by Lauren Shapiro*
As if we aren’t already super connected with social media, smart phones and web cams – Facebook now wants to know, “Where are you right now?” And if you want everyone to know, then visit Facebook’s Places application and share. According to Facebook, “Places is a Facebook feature that allows you to see where your friends are and share your location in the real world. When you use places, you’ll be able to see if any of your friends are currently checked in nearby and connect with them easily.” With this new feature, you can find out which of your friends are in or around your location – creating opportunities for impromptu meetings with friends.
The “Places” application is creating a bridge between online and face to face communication (F2F). This is refreshing when F2F interpersonal communication seems to be lacking with the surging reliance on computer mediated communication. The new application encourages users to find each other and participate in dialogue outside of the Facebook community. Perhaps there is life outside of Facebook after all!
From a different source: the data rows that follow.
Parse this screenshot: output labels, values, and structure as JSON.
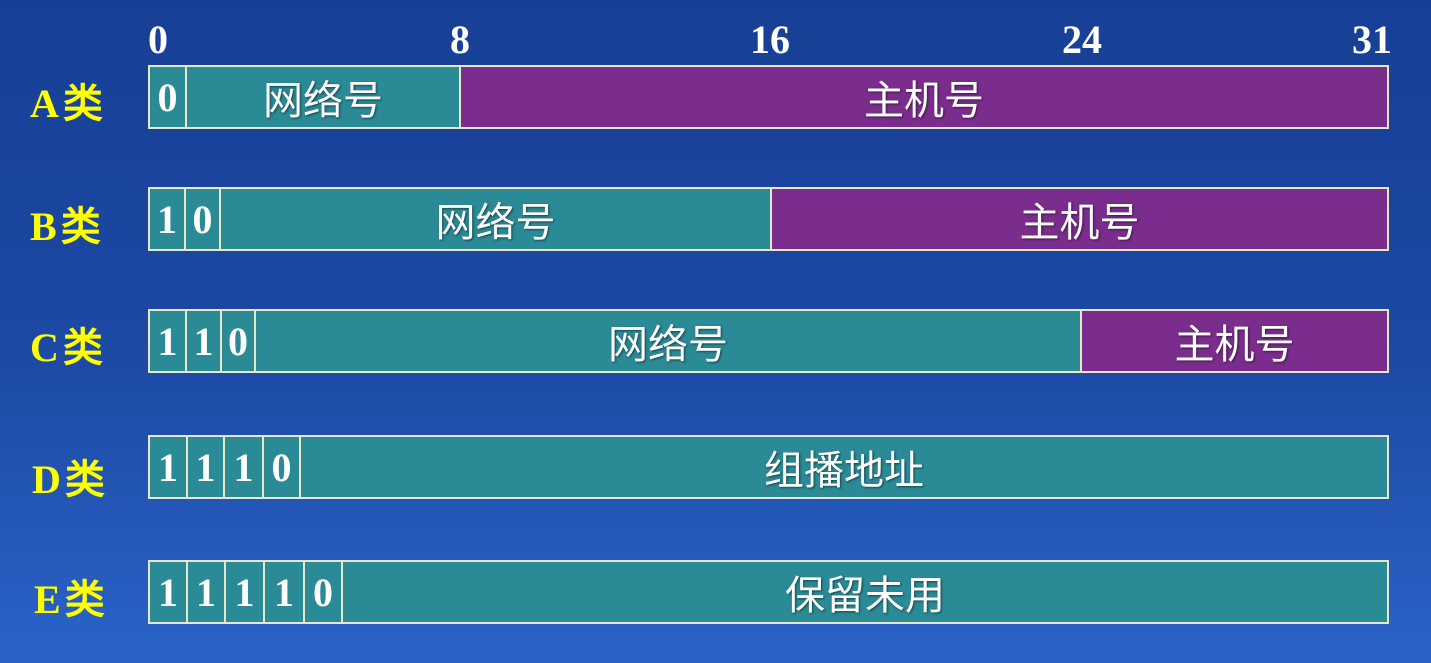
{
  "colors": {
    "network": "#2a8a96",
    "host": "#7a2d8c",
    "border": "#e8e8c8",
    "class_label": "#ffff00",
    "text": "#ffffff"
  },
  "ruler": [
    "0",
    "8",
    "16",
    "24",
    "31"
  ],
  "rows": [
    {
      "label": "A",
      "suffix": "类",
      "bits": [
        "0"
      ],
      "fields": [
        {
          "text": "网络号",
          "kind": "network"
        },
        {
          "text": "主机号",
          "kind": "host"
        }
      ]
    },
    {
      "label": "B",
      "suffix": "类",
      "bits": [
        "1",
        "0"
      ],
      "fields": [
        {
          "text": "网络号",
          "kind": "network"
        },
        {
          "text": "主机号",
          "kind": "host"
        }
      ]
    },
    {
      "label": "C",
      "suffix": "类",
      "bits": [
        "1",
        "1",
        "0"
      ],
      "fields": [
        {
          "text": "网络号",
          "kind": "network"
        },
        {
          "text": "主机号",
          "kind": "host"
        }
      ]
    },
    {
      "label": "D",
      "suffix": "类",
      "bits": [
        "1",
        "1",
        "1",
        "0"
      ],
      "fields": [
        {
          "text": "组播地址",
          "kind": "network"
        }
      ]
    },
    {
      "label": "E",
      "suffix": "类",
      "bits": [
        "1",
        "1",
        "1",
        "1",
        "0"
      ],
      "fields": [
        {
          "text": "保留未用",
          "kind": "network"
        }
      ]
    }
  ]
}
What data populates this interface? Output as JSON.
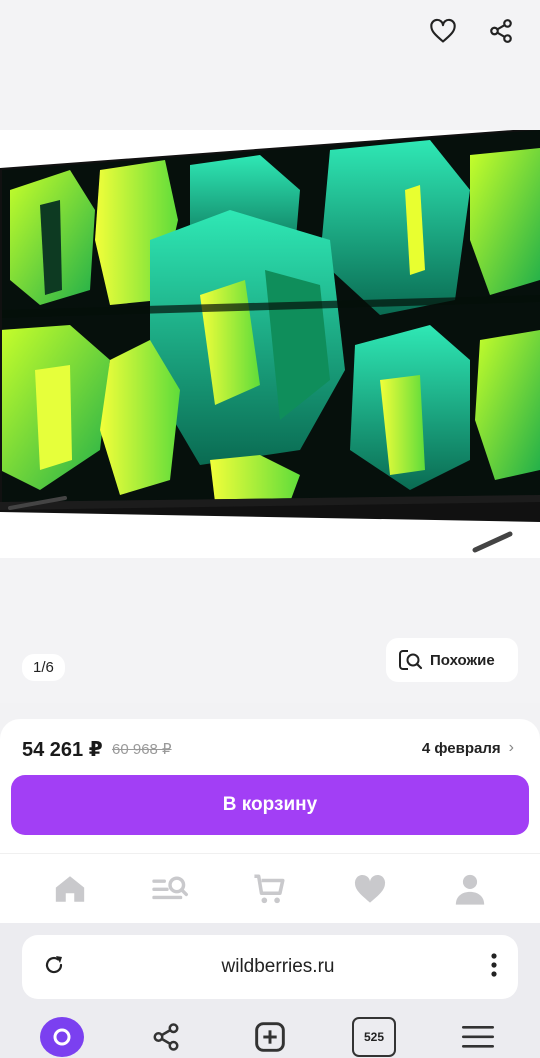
{
  "gallery": {
    "counter": "1/6",
    "similar_label": "Похожие"
  },
  "product": {
    "price": "54 261 ₽",
    "old_price": "60 968 ₽",
    "delivery": "4 февраля",
    "cart_label": "В корзину"
  },
  "app_nav": {
    "items": [
      "home-icon",
      "catalog-search-icon",
      "cart-icon",
      "favorites-icon",
      "profile-icon"
    ]
  },
  "browser": {
    "url": "wildberries.ru",
    "tabs_count": "525"
  },
  "colors": {
    "accent": "#a23ff5",
    "alice": "#7b40f0"
  }
}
While Dennis Crowley, creator of location-based social media site Foursquare, has called Facebook Places “boring” and “unexciting,” the real issue surrounding the newest Facebook application is one of privacy (a concern Facebook is likely used to debating by now). All users must configure their own privacy settings for this application. According to Reuters, “Facebook says all Places check-ins are visible only to friends by default unless your master privacy control is set to ‘Everyone.’” However, it is important to note that there is no way to completely opt out of the Places app. Reuters notes, “If you use Places to check yourself in, then third-party check –ins [ability for your friends to check in your location] are turned on automatically unless you adjust your privacy settings.”
But the other key issue goes back to the days when Mom would leave you home alone and say, “If anyone comes to the door, don’t tell them that I’m not at home.” With Places users are parading the fact that, not only are they not at home, but they are having a nice dinner, in this city, on this street and probably won’t be home for awhile… giving someone ample opportunity to find them or their home.
The debate will continue as users begin to delve further into Places. Do you think Places is a privacy risk or another way to connect with contacts? How do you plan to incorporate Places into your public relations or marketing mix? Please share your thoughts with me and the readers of BurrellesLuce Fresh Ideas.
*Bio: Soon after graduating from the Richard Stockton College of New Jersey, in 2006 with a B.A. in communication and a B.S. in business/marketing, I joined the BurrellesLuce client services team. In 2008, I completed my master’s degree in corporate and organizational communications and now serve as Director of Client Services. I am passionate about researching and understanding the role of email in shaping relationships from a client relation/service standpoint as well as how miscommunication occurs within email, which was the topic of my thesis. Through my posts on Fresh Ideas, I hope to educate and stimulate thoughtful discussions about corporate communications and client relations, further my own knowledge on this subject area, as well as continue to hone my skills as a communicator. Twitter: @_LaurenShapiro_ LinkedIn: laurenrshapiro Facebook: BurrellesLuce